The first is "memetic", which has to do with Richard Dawkins' ideas on the transmission of data inside a culture. While that set of theories might have some relationship to this discussion, they are not included in the argument Brian has provided so far.

The next is "mimetic", which of course means imitative, or related to mimicry. And I can se why this may be what you think this is the case in Brian's argument. Unfortunately, it is not what I mean.

I have used the word "genetic" in its most-obvious etymological sense: "relating to or determined by the origin, development, or causal antecedents of something". It's the first definition for the word at

See: Brian's theory is that the NT's origin is not the life of a man named Jesus, but with some sort of syncretic interaction between the culture of Palestine around 30 AD and the pre-existing religious stories of Attis, Mithra, Osiris and so on.

In the Christian account, the genetic origin of the NT looks like this:


In Brian's account, it looks like this:

Cult -
Other Cults --- Jesus Cult -> N.T.

To which I say, "That's interesting: we would agree that there were other cults in the last century BC and the first century AD; we would agree that they had some form of literary expression.

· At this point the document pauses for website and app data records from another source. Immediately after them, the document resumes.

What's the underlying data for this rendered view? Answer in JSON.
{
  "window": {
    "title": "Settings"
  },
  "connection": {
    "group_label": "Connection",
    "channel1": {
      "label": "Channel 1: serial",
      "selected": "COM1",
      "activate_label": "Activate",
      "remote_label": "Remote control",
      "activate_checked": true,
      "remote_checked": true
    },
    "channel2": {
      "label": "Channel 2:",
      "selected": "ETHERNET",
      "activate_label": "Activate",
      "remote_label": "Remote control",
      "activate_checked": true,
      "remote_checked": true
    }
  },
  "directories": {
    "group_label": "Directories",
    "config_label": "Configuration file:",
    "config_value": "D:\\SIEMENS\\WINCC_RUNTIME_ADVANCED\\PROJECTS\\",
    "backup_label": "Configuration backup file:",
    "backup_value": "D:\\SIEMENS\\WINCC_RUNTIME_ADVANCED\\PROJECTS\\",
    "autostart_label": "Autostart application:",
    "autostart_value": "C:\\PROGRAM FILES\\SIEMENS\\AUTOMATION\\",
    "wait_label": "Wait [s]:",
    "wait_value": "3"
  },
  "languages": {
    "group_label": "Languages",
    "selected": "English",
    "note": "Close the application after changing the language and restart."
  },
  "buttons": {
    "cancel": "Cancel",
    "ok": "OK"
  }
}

Let's compare them to the N.T. and see where they overlap in order to demonstrate your point."

What is puzzling is that I gave a clear example of how this would work vis. renaissance literature (I'll bet you didn't know my MA was in Literature in English, did you?), and still the question -- and so far, it is only a question, expanded here due to the many cries of foul -- is sniffed at as if I was asking for the autographs of the religious literature you claim exists.

I would think that scientific folk like you-all would relish the chance to demonstrate causation. And that's all I'm asking for: demonstrate causation. The genetic source of the N.T. ought to pretty easily turn up if it was in the religous literature of the previous 400 years.


There are many ancient texts that have been unearth over the last 50 years or so, that prove over and over again, that when different cultures intermingled they influence one another. To assume that.. maybe so, but not mine... is childish, silly thinking. Christianity evolved out of the Jewish religion and yet the majority of its followers are not. If that doesnt set bells off for you, check my link to the comparisons between Buddhist texts and the NT. And Buddhism is way older than christianity by a long shot.

say no to christ

Say No:

The question is not whether "cultures" have broadly "influenced" each other in the history of the world. The question is whether the Jewish expectation of a Messiah, based on the prophecies in Daniel in particular, were subverted by (as Brian has pointed out) stories of Mithra and Attis (or others, or all of the others) to create this literary Jesus in the N.T.

It would be quite stupid to assert that the occupation by Rome of Jerusalem had no cultural effect on the Jews. For example, the means and method of commerce changed under Roman law; the political evironment of Palestine changed in large part for the better as it was more stable; many Jews became Roman citizens and liberalized their religious practices. Denying any of that would be simple ignorance.

But whether I deny or affirm any of that, none of it is evident in Brian's argument. The argument which Brian asserts is, in effect, that all cultures had an equal influence on the Jews of Palestine within 100 years of 30 AD, and all that influence simply created this cult of Messiah, and after about 30 years this cult produced a body of literature influenced by all the predecessors in religious lit of the day, which we now receive (in part) as the NT.

Listen: it all sounds pretty good until you think about how broad a statement it is to say that all the previous religious heroes of the near east influenced the origin of Jesus. In the best possible case, it is so broad that it is undemonstrable -- the claim is too broad to have any particular evidence. But even if it is not too broad, it simply doesn't bother to provide any evidence at all.

However, you can prove me wrong: you can list one particular work Brian or his list of expert witnesses have produced and compared to any part of the NT in order to demonstrate a cause-and-effect relationship. One.

After that, you may be as silly or as childish (your words) as you like.